  • Often self-harm.
  • Have cognitive impairments. Among the most common is lack of attention and also problems in executive functions (planning, analysis, reflection, memory…).
  • Show immaturity in language and communication skills.
  • Have serious alterations in self-concept and personal image. For example, low self-esteem, feelings of shame.

Childhood CPTSD causes other mental problems to develop over time. Likewise, in addition to hindering their correct physical and psychosocial maturation, suicide attempts may occur upon reaching adolescence.

Symptoms of CPTSD in adults

Complex post-traumatic stress in adults arises from various experiences. For example, traumatic dating relationships, such as those based on abuse and mistreatment. Having experienced conditions of war, or being kidnapped are other possible triggers. These are the symptoms:

  • Dissociation is one of the most common. It’s a phenomenon that ranges from disconnection to depersonalization or derealization. They’re actually defense mechanisms that the mind experiences to separate itself from the focus of pain. They consist of emotionally and cognitively detaching oneself from the environment or feeling that one is not part of one’s own body.
  • Amnesia or memory loss about some fragments of the past is fairly common.
  • Feelings of guilt and worthlessness.
  • Problems connecting, relating, and trusting others.
  • Somatizations (muscle pain, digestive disorders, headaches, etc).
  • Crisis in the value system.
  • Dysphoric states, going from effusiveness to irritability, suffering frequent anger, outbursts of rage…
  • Self-harm.
  • Suicidal ideas.
woman in therapy to treat her complex PTSD

How is complex post-traumatic stress treated?

In 2018, a study was conducted in collaboration with the University of Oxford, the University of Sydney in Australia, and the University of Beijing in China. This study found that one of the most effective therapeutic approaches for treating CPTSD was eye movement desensitization and reprocessing (EMDR) therapy.

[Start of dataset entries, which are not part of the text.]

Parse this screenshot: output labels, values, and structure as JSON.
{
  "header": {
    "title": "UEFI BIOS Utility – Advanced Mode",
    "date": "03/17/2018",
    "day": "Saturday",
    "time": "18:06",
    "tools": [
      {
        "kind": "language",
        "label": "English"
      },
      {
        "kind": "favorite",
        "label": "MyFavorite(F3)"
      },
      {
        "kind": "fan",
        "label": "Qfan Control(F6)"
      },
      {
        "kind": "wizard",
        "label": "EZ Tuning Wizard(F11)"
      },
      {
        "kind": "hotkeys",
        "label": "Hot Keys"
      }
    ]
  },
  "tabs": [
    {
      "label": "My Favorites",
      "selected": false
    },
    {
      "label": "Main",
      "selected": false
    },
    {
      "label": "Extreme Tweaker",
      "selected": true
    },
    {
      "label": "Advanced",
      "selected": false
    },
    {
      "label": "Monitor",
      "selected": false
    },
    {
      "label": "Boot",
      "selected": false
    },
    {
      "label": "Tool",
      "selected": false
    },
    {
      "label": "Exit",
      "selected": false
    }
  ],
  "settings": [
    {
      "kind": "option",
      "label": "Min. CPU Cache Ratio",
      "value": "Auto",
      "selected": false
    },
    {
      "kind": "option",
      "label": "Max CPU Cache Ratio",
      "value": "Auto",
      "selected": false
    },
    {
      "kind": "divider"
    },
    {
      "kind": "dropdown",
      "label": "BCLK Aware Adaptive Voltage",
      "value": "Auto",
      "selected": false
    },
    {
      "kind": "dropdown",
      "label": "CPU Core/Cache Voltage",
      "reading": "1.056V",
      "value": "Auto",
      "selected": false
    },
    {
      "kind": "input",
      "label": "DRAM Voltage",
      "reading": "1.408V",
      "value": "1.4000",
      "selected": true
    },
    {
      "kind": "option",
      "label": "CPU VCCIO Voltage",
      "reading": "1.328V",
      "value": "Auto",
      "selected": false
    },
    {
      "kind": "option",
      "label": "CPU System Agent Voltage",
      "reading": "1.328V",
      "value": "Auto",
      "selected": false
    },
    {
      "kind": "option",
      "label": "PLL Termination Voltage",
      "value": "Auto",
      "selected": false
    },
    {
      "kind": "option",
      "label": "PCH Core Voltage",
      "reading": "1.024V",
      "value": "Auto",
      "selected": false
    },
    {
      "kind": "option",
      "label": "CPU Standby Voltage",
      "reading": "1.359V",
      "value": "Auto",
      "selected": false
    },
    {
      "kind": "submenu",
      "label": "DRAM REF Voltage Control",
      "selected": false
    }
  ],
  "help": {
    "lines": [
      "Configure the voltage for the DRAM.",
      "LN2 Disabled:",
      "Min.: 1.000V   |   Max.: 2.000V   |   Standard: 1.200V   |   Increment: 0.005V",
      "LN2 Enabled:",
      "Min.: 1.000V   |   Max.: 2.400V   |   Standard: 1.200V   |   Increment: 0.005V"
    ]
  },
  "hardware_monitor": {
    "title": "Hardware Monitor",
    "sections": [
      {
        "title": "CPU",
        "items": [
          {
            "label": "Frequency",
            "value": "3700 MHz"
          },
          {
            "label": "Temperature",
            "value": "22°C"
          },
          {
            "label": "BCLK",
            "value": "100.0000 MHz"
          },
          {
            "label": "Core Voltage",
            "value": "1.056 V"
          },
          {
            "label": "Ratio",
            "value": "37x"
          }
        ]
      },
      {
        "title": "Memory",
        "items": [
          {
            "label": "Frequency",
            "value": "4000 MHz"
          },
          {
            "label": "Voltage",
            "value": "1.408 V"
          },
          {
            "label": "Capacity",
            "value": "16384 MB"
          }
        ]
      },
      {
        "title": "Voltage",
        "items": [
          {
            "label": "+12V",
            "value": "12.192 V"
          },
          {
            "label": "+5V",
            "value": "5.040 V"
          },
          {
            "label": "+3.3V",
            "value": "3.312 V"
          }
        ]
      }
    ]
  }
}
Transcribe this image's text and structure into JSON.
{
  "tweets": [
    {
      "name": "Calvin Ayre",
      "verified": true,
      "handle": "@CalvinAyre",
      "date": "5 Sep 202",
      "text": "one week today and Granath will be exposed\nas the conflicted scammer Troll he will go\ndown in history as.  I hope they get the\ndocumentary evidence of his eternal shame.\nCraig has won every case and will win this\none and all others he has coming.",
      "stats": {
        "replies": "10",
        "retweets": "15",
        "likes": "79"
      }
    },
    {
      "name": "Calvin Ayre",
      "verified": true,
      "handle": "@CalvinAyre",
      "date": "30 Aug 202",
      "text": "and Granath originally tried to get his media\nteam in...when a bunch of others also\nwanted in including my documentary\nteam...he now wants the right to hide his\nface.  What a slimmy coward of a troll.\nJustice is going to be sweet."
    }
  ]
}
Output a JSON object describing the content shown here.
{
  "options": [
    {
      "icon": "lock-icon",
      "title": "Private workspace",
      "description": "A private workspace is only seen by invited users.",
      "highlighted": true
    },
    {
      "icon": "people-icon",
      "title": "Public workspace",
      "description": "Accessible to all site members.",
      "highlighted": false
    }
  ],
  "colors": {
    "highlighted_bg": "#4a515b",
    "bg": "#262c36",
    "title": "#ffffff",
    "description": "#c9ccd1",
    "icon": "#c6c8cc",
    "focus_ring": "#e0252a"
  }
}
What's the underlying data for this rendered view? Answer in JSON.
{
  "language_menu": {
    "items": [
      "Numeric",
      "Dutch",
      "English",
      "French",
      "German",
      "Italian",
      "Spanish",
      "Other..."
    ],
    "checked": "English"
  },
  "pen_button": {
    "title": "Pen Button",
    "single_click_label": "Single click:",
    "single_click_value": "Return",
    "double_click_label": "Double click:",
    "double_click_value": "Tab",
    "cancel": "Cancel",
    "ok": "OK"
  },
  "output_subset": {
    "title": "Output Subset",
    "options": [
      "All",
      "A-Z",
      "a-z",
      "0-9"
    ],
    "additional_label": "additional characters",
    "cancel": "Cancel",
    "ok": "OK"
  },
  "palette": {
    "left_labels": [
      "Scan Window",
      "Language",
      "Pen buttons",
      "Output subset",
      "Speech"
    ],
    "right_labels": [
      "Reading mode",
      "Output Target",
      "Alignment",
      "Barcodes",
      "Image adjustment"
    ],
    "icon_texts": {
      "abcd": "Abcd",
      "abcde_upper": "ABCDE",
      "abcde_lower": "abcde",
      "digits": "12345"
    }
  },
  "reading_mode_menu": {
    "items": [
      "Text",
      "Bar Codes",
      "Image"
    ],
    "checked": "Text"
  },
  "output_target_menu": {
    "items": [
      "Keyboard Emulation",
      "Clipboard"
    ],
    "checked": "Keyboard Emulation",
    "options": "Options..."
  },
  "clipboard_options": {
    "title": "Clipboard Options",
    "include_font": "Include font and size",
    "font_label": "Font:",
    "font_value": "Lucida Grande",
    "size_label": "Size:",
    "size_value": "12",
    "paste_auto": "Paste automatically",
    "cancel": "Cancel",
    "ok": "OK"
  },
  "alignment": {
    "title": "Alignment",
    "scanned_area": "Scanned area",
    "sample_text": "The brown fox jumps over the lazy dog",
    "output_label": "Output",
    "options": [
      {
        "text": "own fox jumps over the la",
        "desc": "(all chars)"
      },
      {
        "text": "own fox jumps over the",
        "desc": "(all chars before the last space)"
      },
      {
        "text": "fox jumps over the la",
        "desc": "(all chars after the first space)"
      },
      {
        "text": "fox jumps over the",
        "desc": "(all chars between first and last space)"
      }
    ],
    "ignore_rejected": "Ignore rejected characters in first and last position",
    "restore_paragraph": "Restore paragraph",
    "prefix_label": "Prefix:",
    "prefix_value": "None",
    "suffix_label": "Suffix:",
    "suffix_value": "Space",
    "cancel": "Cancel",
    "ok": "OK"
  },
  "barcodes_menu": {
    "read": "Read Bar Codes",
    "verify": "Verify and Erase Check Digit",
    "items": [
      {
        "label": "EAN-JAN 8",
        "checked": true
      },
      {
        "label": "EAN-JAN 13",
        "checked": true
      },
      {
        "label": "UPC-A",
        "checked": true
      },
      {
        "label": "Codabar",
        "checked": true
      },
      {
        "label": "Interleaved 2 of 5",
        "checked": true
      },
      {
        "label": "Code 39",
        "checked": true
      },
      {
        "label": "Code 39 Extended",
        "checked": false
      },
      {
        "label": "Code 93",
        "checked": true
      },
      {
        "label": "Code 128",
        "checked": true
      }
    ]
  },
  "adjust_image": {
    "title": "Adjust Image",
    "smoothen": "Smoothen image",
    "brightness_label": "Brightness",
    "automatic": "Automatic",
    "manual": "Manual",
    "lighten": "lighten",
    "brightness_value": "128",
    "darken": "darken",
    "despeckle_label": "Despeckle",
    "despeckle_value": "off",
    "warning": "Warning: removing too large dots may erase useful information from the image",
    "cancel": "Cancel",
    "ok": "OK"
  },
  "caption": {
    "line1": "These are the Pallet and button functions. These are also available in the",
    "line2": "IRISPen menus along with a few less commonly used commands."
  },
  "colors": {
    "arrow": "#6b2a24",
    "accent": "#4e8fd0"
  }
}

The objective of this approach is for the person to integrate these lived events (often fragmented or forgotten) so that remembering them doesn’t generate so much pain and suffering. An attempt is made to restructure these experiences in the present so that they don’t disturb the well-being and balance of the person.

On the other hand, it’s also common to resort to pharmacological therapies, antidepressants being especially useful. However, as we well know, each case is unique and exceptional. The most important thing is to obtain specialized support as soon as possible so that these realities don’t worsen or reach extreme levels.


All cited sources were thoroughly reviewed by our team to ensure their quality, reliability, currency, and validity. The bibliography of this article was considered reliable and of academic or scientific accuracy.

  • Cloitre M, Garvert DW, Brewin CR, Bryant RA, Maercker A. Evidence for proposed ICD-11 PTSD and complex PTSD: A latent profile analysis. Eur J Psychotraumatol. 2013;4. doi:10.3402/ejpt.v4i0.20706
  • Ford JD, Courtois CA. Complex PTSD, affect dysregulation, and borderline personality disorder. Borderline Personal Disord Emot Dysregul. 2014;1:9. doi:10.1186/2051-6673-1-9
  • Korn DL. EMDR and the treatment of complex PTSD: A review. J EMDR Prac Res. 2009;3(4):264-278. doi:10.1891/1933-3196.3.4.264

This text is provided for informational purposes only and does not replace consultation with a professional. If in doubt, consult your specialist.